Material for this exercise section start
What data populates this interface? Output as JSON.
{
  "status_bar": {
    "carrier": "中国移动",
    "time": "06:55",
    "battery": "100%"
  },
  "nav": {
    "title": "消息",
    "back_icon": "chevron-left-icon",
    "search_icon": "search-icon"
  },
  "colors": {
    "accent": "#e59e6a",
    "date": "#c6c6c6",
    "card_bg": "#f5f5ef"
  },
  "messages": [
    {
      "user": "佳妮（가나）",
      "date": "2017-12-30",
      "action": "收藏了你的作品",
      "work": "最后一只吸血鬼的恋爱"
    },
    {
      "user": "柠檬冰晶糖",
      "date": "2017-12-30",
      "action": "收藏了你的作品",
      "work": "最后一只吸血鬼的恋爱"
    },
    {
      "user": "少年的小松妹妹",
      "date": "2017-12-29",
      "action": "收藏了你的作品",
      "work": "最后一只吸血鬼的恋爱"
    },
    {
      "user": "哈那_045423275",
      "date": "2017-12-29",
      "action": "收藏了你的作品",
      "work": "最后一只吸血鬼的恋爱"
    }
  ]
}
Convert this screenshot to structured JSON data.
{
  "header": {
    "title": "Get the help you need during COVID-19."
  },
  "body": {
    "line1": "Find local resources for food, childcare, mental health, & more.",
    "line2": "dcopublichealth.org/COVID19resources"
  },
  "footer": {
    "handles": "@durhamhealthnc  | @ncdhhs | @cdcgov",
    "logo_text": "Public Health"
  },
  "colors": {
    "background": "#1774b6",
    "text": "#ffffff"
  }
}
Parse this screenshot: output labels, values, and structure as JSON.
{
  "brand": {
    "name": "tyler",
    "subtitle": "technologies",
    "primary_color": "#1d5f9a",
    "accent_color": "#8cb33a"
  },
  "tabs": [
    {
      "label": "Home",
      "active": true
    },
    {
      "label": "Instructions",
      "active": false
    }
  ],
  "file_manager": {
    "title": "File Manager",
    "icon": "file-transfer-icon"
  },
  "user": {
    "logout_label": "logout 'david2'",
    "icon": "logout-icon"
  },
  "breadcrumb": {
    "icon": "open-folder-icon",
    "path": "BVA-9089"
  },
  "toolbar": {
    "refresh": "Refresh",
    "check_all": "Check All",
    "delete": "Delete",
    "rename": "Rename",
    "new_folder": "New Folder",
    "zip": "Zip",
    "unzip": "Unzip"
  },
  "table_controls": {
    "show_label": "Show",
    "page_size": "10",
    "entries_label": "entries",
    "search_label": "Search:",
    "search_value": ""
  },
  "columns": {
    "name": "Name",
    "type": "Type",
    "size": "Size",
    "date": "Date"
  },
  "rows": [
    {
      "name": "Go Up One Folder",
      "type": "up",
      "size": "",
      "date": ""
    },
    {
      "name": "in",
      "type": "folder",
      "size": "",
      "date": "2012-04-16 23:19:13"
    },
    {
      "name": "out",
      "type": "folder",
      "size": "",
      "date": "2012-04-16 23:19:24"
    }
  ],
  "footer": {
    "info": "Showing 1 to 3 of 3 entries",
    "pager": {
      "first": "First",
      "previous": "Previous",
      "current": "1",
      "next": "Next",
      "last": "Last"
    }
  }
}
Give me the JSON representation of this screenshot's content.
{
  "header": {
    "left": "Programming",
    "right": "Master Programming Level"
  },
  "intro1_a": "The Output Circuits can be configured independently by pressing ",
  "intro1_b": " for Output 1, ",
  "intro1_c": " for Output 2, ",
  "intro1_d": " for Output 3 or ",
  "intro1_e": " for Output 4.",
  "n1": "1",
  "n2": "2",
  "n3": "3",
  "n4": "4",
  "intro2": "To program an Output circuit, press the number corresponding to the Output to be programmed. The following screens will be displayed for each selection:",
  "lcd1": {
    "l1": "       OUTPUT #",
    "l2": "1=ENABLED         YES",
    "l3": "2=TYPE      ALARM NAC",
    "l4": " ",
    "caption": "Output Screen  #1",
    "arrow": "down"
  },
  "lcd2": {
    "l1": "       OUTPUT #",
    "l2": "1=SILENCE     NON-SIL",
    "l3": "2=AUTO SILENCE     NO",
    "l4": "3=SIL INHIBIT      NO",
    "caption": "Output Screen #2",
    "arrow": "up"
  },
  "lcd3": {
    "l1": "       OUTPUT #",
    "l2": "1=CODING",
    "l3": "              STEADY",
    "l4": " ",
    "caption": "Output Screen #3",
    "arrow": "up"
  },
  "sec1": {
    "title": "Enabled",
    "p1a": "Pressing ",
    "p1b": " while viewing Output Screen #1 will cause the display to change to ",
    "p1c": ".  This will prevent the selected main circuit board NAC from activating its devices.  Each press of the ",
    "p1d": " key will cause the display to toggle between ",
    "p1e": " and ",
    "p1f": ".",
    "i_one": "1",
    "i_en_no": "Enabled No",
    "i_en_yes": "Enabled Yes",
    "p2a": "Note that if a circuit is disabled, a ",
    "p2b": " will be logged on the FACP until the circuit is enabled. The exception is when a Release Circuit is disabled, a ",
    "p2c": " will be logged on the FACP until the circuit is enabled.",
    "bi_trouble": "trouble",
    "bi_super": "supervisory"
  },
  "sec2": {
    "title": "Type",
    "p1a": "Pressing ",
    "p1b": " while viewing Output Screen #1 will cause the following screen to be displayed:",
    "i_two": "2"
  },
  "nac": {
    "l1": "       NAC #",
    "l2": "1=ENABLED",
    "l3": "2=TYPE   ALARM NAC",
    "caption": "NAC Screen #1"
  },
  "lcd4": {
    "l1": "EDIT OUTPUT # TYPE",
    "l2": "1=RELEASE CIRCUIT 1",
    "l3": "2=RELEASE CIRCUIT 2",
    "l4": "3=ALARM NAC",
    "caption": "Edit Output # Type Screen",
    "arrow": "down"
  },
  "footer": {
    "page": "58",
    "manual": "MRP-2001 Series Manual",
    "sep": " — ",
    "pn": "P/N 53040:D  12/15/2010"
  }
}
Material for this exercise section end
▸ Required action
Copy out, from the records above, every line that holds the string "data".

▸ Solution
What data populates this interface? Output as JSON.
Convert this screenshot to structured JSON data.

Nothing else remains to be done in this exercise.